__Extracted information__.
================================

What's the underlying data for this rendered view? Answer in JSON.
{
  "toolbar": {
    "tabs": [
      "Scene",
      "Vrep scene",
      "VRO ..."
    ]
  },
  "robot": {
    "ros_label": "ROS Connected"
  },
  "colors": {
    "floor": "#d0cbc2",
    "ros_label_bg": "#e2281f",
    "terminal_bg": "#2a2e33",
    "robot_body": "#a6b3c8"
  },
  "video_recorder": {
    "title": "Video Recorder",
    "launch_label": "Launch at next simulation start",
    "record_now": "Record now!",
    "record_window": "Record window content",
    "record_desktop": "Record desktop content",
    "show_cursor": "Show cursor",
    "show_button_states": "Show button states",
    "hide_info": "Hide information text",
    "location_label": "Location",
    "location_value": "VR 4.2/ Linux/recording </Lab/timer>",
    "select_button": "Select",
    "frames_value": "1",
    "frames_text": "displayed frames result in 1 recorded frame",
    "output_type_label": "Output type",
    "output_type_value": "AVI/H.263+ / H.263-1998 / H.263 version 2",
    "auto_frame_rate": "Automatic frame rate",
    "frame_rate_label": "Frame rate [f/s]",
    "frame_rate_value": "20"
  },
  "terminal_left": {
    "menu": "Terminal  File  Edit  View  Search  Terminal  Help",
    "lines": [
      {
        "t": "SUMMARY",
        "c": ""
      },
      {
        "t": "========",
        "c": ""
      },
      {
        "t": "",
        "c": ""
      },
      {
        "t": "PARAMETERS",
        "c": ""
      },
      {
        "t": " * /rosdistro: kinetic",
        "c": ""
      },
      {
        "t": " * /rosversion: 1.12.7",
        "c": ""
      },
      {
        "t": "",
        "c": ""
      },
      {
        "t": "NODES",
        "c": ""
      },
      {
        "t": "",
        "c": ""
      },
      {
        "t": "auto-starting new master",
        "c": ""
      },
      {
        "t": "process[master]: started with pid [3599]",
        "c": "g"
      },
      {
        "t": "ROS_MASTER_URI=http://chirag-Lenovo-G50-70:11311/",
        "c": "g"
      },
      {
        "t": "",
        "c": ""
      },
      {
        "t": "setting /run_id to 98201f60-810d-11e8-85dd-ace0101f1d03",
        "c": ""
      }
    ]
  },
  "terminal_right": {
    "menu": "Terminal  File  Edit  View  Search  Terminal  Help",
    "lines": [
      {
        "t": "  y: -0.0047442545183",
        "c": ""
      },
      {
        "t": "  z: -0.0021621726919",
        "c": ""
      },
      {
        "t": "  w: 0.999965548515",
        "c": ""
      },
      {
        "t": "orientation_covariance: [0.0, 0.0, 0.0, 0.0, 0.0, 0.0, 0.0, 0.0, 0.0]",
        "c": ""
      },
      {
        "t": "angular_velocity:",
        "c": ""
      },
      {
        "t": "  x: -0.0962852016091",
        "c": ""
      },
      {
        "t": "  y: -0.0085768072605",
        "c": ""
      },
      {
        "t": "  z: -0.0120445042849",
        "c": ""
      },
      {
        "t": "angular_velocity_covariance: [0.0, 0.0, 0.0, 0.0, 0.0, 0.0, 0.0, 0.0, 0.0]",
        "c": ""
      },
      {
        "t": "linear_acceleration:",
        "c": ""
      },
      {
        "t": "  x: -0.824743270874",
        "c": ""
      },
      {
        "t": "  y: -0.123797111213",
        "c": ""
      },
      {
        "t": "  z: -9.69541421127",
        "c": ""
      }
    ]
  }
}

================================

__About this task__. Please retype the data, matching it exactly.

__Exercise response__.
What's the underlying data for this rendered view? Answer in JSON.
{
  "toolbar": {
    "tabs": [
      "Scene",
      "Vrep scene",
      "VRO ..."
    ]
  },
  "robot": {
    "ros_label": "ROS Connected"
  },
  "colors": {
    "floor": "#d0cbc2",
    "ros_label_bg": "#e2281f",
    "terminal_bg": "#2a2e33",
    "robot_body": "#a6b3c8"
  },
  "video_recorder": {
    "title": "Video Recorder",
    "launch_label": "Launch at next simulation start",
    "record_now": "Record now!",
    "record_window": "Record window content",
    "record_desktop": "Record desktop content",
    "show_cursor": "Show cursor",
    "show_button_states": "Show button states",
    "hide_info": "Hide information text",
    "location_label": "Location",
    "location_value": "VR 4.2/ Linux/recording </Lab/timer>",
    "select_button": "Select",
    "frames_value": "1",
    "frames_text": "displayed frames result in 1 recorded frame",
    "output_type_label": "Output type",
    "output_type_value": "AVI/H.263+ / H.263-1998 / H.263 version 2",
    "auto_frame_rate": "Automatic frame rate",
    "frame_rate_label": "Frame rate [f/s]",
    "frame_rate_value": "20"
  },
  "terminal_left": {
    "menu": "Terminal  File  Edit  View  Search  Terminal  Help",
    "lines": [
      {
        "t": "SUMMARY",
        "c": ""
      },
      {
        "t": "========",
        "c": ""
      },
      {
        "t": "",
        "c": ""
      },
      {
        "t": "PARAMETERS",
        "c": ""
      },
      {
        "t": " * /rosdistro: kinetic",
        "c": ""
      },
      {
        "t": " * /rosversion: 1.12.7",
        "c": ""
      },
      {
        "t": "",
        "c": ""
      },
      {
        "t": "NODES",
        "c": ""
      },
      {
        "t": "",
        "c": ""
      },
      {
        "t": "auto-starting new master",
        "c": ""
      },
      {
        "t": "process[master]: started with pid [3599]",
        "c": "g"
      },
      {
        "t": "ROS_MASTER_URI=http://chirag-Lenovo-G50-70:11311/",
        "c": "g"
      },
      {
        "t": "",
        "c": ""
      },
      {
        "t": "setting /run_id to 98201f60-810d-11e8-85dd-ace0101f1d03",
        "c": ""
      }
    ]
  },
  "terminal_right": {
    "menu": "Terminal  File  Edit  View  Search  Terminal  Help",
    "lines": [
      {
        "t": "  y: -0.0047442545183",
        "c": ""
      },
      {
        "t": "  z: -0.0021621726919",
        "c": ""
      },
      {
        "t": "  w: 0.999965548515",
        "c": ""
      },
      {
        "t": "orientation_covariance: [0.0, 0.0, 0.0, 0.0, 0.0, 0.0, 0.0, 0.0, 0.0]",
        "c": ""
      },
      {
        "t": "angular_velocity:",
        "c": ""
      },
      {
        "t": "  x: -0.0962852016091",
        "c": ""
      },
      {
        "t": "  y: -0.0085768072605",
        "c": ""
      },
      {
        "t": "  z: -0.0120445042849",
        "c": ""
      },
      {
        "t": "angular_velocity_covariance: [0.0, 0.0, 0.0, 0.0, 0.0, 0.0, 0.0, 0.0, 0.0]",
        "c": ""
      },
      {
        "t": "linear_acceleration:",
        "c": ""
      },
      {
        "t": "  x: -0.824743270874",
        "c": ""
      },
      {
        "t": "  y: -0.123797111213",
        "c": ""
      },
      {
        "t": "  z: -9.69541421127",
        "c": ""
      }
    ]
  }
}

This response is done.